Something magical happens when Norm Byrne performs science demonstrations for a room full of teenagers: their inhibitions disappear.
“I ask them this question: What is magic? Can science explain a lot of things that we think of as magic?” Byrne explained. “I want to make them think, and draw them in, and be a part of it.”
That approach – along with such crowd-pleasers as silly slime and an “airzooka” that fires a blast of air to knock over objects from across the room – quickly overcomes students’ preconceptions about science.
“The kids just get into it. They love it,” Byrne said. “When I ask for volunteers to take part, everyone’s hands go up. They’re so involved, so engaged. I show them things they have never seen before.”
Visiting classrooms to do science demonstrations is not part of Byrne’s job description. As director of Research & Development for Dow’s Oil, Gas & Mining business in Freeport, Texas, he manages a vast operation that develops products, improves operations and drives innovations, leading a large team of scientists, technicians and other personnel with cutting-edge skills. Despite this great responsibility – or maybe because of it – Byrne is willing to help develop the workforce of the future through both his own active volunteerism and through building a culture that embraces employee engagement in STEM outreach. He is a prime example of a Dow leader who has accepted that challenge in deed, not just in concept.
“At Dow, we are in the business of creating solutions for human progress,” said A.N. Sreeram, Senior Vice President Research & Development and Chief Technology Officer. “Norm’s long-standing commitment to developing the next generation of scientists and leaders will ensure that this progress continues and that our society will be well prepared to boldly meet the challenges and opportunities ahead. Through his passion for connecting students with science, Norm is truly the Human Element at Work.”
Byrne has led the growth in Texas of Dow STEM Ambassadors, an internal organization that encourages and supports employee involvement in community outreach. His success in engaging students was recognized recently by the American Chemical Society (ACS), which presented Byrne with its Local Section Outreach Volunteer of the Year award. The recognition included a glowing description of his impact in the community.

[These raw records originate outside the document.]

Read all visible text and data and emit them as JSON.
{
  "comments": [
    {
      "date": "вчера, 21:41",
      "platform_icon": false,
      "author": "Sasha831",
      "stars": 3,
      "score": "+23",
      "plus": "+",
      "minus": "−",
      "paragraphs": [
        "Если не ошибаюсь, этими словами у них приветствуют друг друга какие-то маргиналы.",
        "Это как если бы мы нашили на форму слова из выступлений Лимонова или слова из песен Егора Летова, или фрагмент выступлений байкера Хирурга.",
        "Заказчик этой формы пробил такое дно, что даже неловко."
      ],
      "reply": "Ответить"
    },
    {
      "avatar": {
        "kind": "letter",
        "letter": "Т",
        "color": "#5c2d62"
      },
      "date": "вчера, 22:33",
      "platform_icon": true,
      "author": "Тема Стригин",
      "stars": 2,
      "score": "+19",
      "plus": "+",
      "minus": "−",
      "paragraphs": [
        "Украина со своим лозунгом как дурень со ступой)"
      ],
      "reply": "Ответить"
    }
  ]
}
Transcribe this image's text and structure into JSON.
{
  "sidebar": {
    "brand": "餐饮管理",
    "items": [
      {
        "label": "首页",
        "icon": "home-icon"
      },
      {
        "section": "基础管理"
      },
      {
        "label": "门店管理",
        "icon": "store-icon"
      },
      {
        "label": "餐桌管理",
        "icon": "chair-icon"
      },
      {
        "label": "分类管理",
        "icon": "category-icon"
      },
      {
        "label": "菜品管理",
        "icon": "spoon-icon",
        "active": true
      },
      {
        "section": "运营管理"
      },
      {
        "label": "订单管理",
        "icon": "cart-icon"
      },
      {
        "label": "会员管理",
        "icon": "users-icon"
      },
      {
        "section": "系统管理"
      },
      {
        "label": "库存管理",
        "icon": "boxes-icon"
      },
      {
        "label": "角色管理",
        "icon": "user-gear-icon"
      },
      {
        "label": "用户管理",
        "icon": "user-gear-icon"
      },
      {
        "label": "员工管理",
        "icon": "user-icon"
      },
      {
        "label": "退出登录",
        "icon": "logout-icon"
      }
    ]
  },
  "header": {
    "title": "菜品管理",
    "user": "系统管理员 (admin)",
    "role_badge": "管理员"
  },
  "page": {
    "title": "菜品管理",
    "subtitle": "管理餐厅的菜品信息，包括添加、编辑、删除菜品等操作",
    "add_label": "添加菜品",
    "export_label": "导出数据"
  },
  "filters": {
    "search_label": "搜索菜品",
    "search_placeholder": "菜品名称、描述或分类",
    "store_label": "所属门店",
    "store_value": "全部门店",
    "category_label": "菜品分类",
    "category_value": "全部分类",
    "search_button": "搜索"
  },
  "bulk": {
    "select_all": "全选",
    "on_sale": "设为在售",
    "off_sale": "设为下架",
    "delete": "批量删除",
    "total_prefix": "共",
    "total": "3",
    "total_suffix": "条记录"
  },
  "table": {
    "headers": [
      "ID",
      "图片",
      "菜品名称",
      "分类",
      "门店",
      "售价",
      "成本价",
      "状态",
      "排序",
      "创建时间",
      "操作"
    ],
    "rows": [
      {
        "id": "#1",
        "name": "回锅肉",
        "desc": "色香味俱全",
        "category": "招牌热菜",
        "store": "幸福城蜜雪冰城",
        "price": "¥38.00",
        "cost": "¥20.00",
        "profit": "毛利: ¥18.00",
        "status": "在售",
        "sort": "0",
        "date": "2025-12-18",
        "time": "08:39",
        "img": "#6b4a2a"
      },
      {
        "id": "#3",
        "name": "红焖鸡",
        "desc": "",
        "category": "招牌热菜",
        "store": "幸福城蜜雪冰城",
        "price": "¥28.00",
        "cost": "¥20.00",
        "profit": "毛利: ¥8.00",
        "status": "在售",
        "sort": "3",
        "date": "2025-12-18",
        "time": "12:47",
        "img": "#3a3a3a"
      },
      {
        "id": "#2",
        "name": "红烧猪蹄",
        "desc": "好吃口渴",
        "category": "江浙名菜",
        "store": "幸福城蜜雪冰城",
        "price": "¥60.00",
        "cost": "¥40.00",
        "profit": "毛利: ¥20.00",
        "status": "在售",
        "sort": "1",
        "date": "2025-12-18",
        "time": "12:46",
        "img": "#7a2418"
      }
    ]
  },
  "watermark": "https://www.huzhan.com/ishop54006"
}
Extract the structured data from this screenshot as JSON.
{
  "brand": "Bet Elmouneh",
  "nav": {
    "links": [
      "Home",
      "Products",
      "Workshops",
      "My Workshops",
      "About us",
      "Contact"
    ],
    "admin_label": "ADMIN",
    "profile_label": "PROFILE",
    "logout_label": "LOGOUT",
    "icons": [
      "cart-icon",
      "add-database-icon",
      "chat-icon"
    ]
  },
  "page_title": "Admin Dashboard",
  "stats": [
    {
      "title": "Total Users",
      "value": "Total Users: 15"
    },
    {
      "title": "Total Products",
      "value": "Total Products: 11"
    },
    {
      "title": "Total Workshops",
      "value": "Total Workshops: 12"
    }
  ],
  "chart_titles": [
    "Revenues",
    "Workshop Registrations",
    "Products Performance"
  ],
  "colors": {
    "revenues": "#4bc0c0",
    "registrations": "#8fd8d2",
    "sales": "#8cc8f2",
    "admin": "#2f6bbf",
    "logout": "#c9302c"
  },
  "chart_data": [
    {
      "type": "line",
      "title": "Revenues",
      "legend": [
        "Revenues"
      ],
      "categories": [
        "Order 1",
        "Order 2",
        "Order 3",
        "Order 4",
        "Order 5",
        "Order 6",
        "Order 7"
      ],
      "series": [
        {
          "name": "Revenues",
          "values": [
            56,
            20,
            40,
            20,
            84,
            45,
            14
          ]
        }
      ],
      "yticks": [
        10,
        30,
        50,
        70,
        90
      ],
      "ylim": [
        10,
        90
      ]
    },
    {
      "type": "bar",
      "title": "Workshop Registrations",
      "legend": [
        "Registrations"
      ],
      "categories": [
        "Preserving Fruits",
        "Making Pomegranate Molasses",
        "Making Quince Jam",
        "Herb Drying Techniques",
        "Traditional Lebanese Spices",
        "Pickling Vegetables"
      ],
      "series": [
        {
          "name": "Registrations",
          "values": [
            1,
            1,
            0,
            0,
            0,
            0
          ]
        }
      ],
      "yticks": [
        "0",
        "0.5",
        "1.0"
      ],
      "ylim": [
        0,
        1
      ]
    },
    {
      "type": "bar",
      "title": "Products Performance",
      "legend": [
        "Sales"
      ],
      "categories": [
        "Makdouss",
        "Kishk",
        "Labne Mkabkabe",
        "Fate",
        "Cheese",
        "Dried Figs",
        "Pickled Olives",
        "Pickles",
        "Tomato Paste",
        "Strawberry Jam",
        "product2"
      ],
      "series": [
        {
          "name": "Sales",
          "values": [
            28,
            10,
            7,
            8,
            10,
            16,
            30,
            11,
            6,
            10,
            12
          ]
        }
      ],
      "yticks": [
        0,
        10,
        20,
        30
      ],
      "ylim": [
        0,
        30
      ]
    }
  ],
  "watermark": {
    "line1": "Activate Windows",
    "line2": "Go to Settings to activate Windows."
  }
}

“Norm is enthusiastic, dedicated, and creative in promoting science interest among youth in our wide geographic community,” the ACS said in a public statement. “Norm’s big ideas include an exciting introduction to polymers that uses a urethane synthesis to create a sculpture and a giant gyroscope that rotates kids on a turntable. He demonstrates for the Math and Science Camp at church. Norm has also been an enthusiastic supporter of Take Your Child to Work Day. He is fundamental in the sponsorship and leadership of the Dow Freeport STEM Ambassadors. Under Norm’s leadership, the STEM Ambassadors are gathering support and volunteers from a variety of professional organizations.”
Not least of all, Byrne’s time in classrooms has been recognized by the students themselves, who often write him letters that spell out the impact he has.
“I plan on becoming a scientist one day, and your demonstrations only fueled my excitement to do just that,” wrote one student.